Originally Posted by gmyers
No, Plushenko did not declare that he had no transitions, but Mishin did not wanted to investigate the case or to tell Plushenko about Inman's letter. When Plushenko found out, it was too late to ask the journalist explanations about the article (it was an article in Absolute Skating). He did say in some interviews (videos) that he does not have as many transitions as other skaters, which is different.
Originally Posted by CanadianSkaterGuy
I want to be a bit more systematic.
I'd say the following can all go into the scoring:
1. Honest assessment
Tech panels call what they see the skaters do, according to the rules and written guidelines.
Judges evaluate GOEs according to the written guidelines and PCS according to their assessments of each performance against the written criteria, according to their own mental images of what constitutes poor, average, good, outstanding, etc., developed through watching thousands of skaters and comparing notes (about general principles) with other judges
There is some room for different mental definitions of "good," etc., and of which criteria are more important than others.
2. Psychological effects
People see what they expect to see.
Tech panels may give more scrutiny to skaters who have had known problems in the past and give more benefit of doubt to skaters who are known for executing clean elements and successful features.
Judges' perceptions of quality may be influenced by their knowledge of what they've seen from specific skaters in the past, or what they know about skaters' past results, past scoring range, and other buzz. Skate order can also affect the judges' mindset.
Officials may intentionally manipulate the buzz about certain skaters in hopes to influence others to appreciate and reward their favored skaters' strong points or to scrutinize the rivals' weaknesses more closely

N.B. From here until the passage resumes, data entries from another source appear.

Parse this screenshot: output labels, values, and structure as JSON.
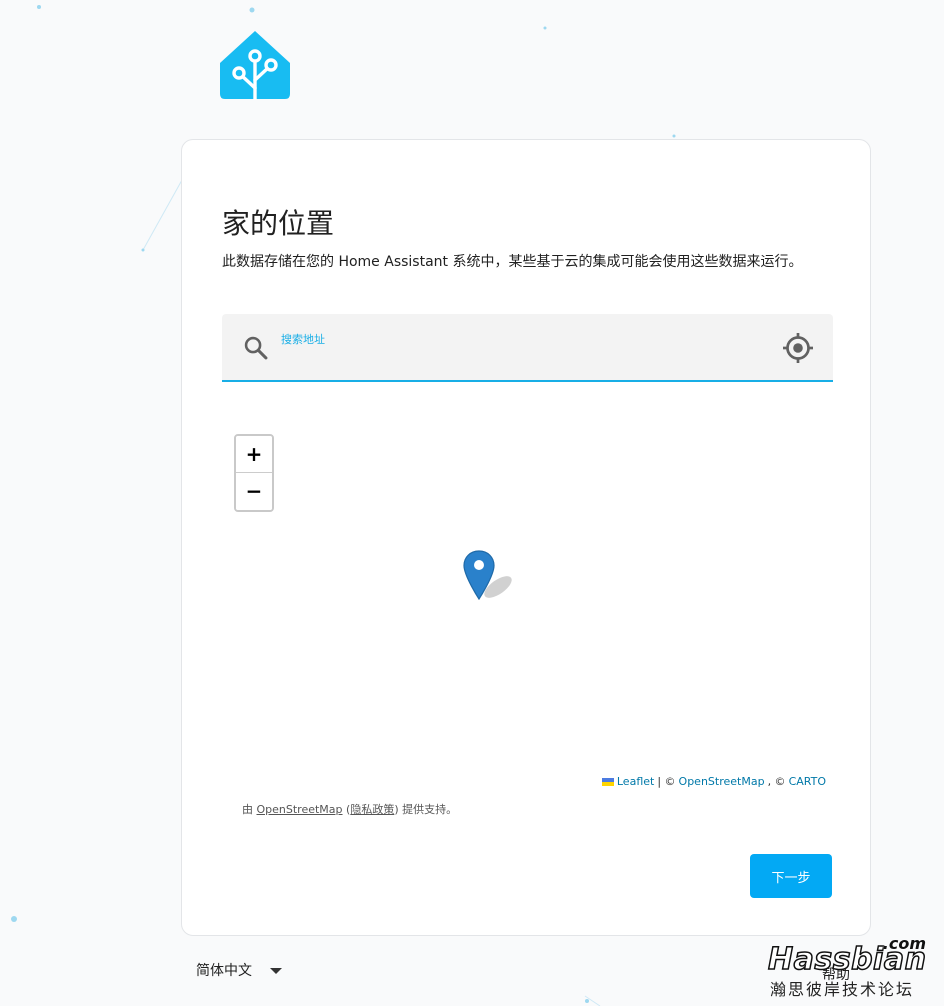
{
  "card": {
    "title": "家的位置",
    "description": "此数据存储在您的 Home Assistant 系统中，某些基于云的集成可能会使用这些数据来运行。"
  },
  "search": {
    "label": "搜索地址",
    "value": ""
  },
  "map": {
    "zoom_in": "+",
    "zoom_out": "−",
    "attribution": {
      "leaflet": "Leaflet",
      "sep1": "| ©",
      "osm": "OpenStreetMap",
      "sep2": ", ©",
      "carto": "CARTO"
    },
    "provider": {
      "prefix": "由",
      "osm": "OpenStreetMap",
      "open_paren": "(",
      "privacy": "隐私政策",
      "close_paren": ")",
      "suffix": "提供支持。"
    }
  },
  "actions": {
    "next": "下一步"
  },
  "footer": {
    "language": "简体中文",
    "help": "帮助"
  },
  "watermark": {
    "dotcom": ".com",
    "brand": "Hassbian",
    "cn": "瀚思彼岸技术论坛"
  },
  "colors": {
    "accent": "#03a9f4",
    "field_underline": "#18aee6",
    "marker": "#2a81cb",
    "logo": "#18bcf2"
  },
  "icons": {
    "logo": "home-assistant-logo-icon",
    "search": "magnifier-icon",
    "locate": "crosshair-target-icon",
    "marker": "map-pin-icon",
    "flag": "ukraine-flag-icon",
    "language_arrow": "caret-down-icon"
  }
}
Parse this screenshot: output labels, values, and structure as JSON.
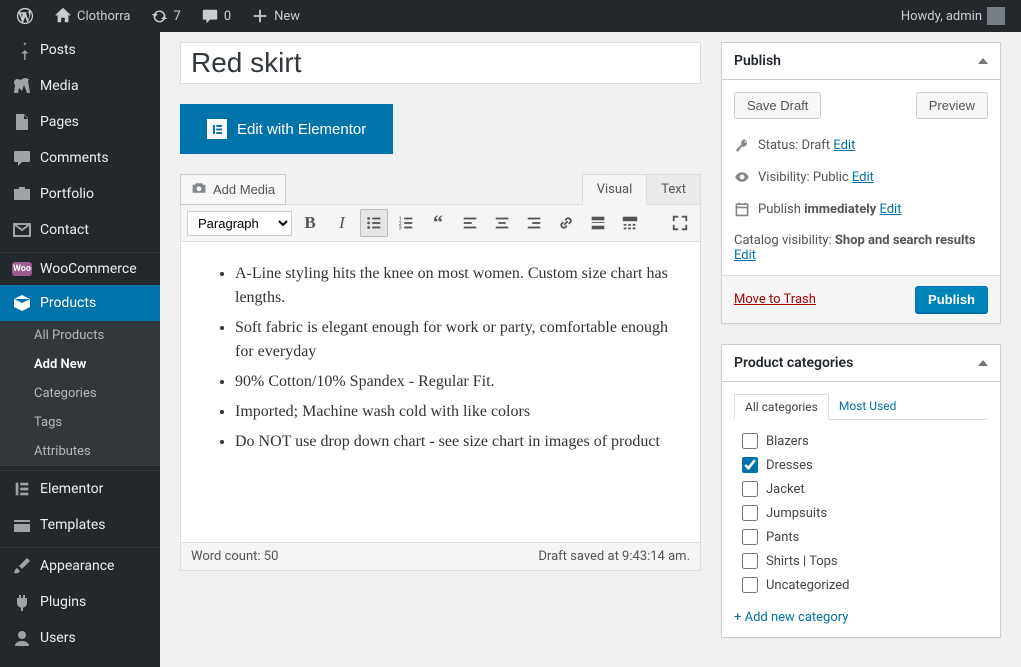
{
  "toolbar": {
    "site_name": "Clothorra",
    "updates_count": "7",
    "comments_count": "0",
    "new_label": "New",
    "howdy": "Howdy, admin"
  },
  "sidebar": {
    "items": [
      {
        "label": "Posts"
      },
      {
        "label": "Media"
      },
      {
        "label": "Pages"
      },
      {
        "label": "Comments"
      },
      {
        "label": "Portfolio"
      },
      {
        "label": "Contact"
      },
      {
        "label": "WooCommerce"
      },
      {
        "label": "Products"
      },
      {
        "label": "Elementor"
      },
      {
        "label": "Templates"
      },
      {
        "label": "Appearance"
      },
      {
        "label": "Plugins"
      },
      {
        "label": "Users"
      }
    ],
    "submenu": [
      {
        "label": "All Products"
      },
      {
        "label": "Add New"
      },
      {
        "label": "Categories"
      },
      {
        "label": "Tags"
      },
      {
        "label": "Attributes"
      }
    ]
  },
  "post": {
    "title": "Red skirt",
    "elementor_btn": "Edit with Elementor",
    "add_media": "Add Media",
    "tab_visual": "Visual",
    "tab_text": "Text",
    "format_select": "Paragraph",
    "bullets": [
      "A-Line styling hits the knee on most women. Custom size chart has lengths.",
      "Soft fabric is elegant enough for work or party, comfortable enough for everyday",
      "90% Cotton/10% Spandex - Regular Fit.",
      "Imported; Machine wash cold with like colors",
      "Do NOT use drop down chart - see size chart in images of product"
    ],
    "word_count_label": "Word count: ",
    "word_count": "50",
    "draft_saved": "Draft saved at 9:43:14 am."
  },
  "publish": {
    "heading": "Publish",
    "save_draft": "Save Draft",
    "preview": "Preview",
    "status_label": "Status: ",
    "status_value": "Draft",
    "visibility_label": "Visibility: ",
    "visibility_value": "Public",
    "schedule_label": "Publish ",
    "schedule_value": "immediately",
    "catalog_label": "Catalog visibility: ",
    "catalog_value": "Shop and search results",
    "edit": "Edit",
    "trash": "Move to Trash",
    "publish_btn": "Publish"
  },
  "categories": {
    "heading": "Product categories",
    "tab_all": "All categories",
    "tab_most": "Most Used",
    "list": [
      {
        "label": "Blazers",
        "checked": false
      },
      {
        "label": "Dresses",
        "checked": true
      },
      {
        "label": "Jacket",
        "checked": false
      },
      {
        "label": "Jumpsuits",
        "checked": false
      },
      {
        "label": "Pants",
        "checked": false
      },
      {
        "label": "Shirts | Tops",
        "checked": false
      },
      {
        "label": "Uncategorized",
        "checked": false
      }
    ],
    "add_new": "+ Add new category"
  }
}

Officials intentionally decide to inflate scores or tech calls for their favored skaters above what they objectively deserve and to lowball the scores of the rivals -- either on their own initiative or more likely in response to pressure or explicit instructions from their federations or other outside influences.
They may make deals with officials of other federations to help each others' skaters in a quid pro quo arrangement.
While all of the above can occur in any judging system, I think that the way IJS is set up shifts the emphasis more toward 1 than 2 compared with the ordinal system.
But this thread is supposed to focus on #3, right? Intentionally manipulating buzz?
True! plushenkos own statement actually indicated ignorance that transitions are before any technical element and plushenko implied transitions are only before jumps.
Originally Posted by ciocio
Six Point Zero
I imagine this is how it works most of the time. No round-table conspiracy, bribes or anything overt, but more a matter of chatter and reputation. Judges talk to each other and keep track of competition results/protocols and watch videos of competitions. Expectations play a lot into scoring. When they consider you top dog, they give you high marks. When you're a relative unknown, they score conservatively unless you have a skate-of-your-life moment. Your most recent competitive results tend to determine your current potential/range of scores. Improvements/consistency increase that range. Poor results will lower it. This is because judges stay within a narrow "corridor" of scores for each skater, a corridor that is largely set by expectations even before the competition begins. Interestingly, by using a trimmed mean instead of majority votes by ordinal ranking, the IJS has likely decreased the variance in competition results.
Originally Posted by b-man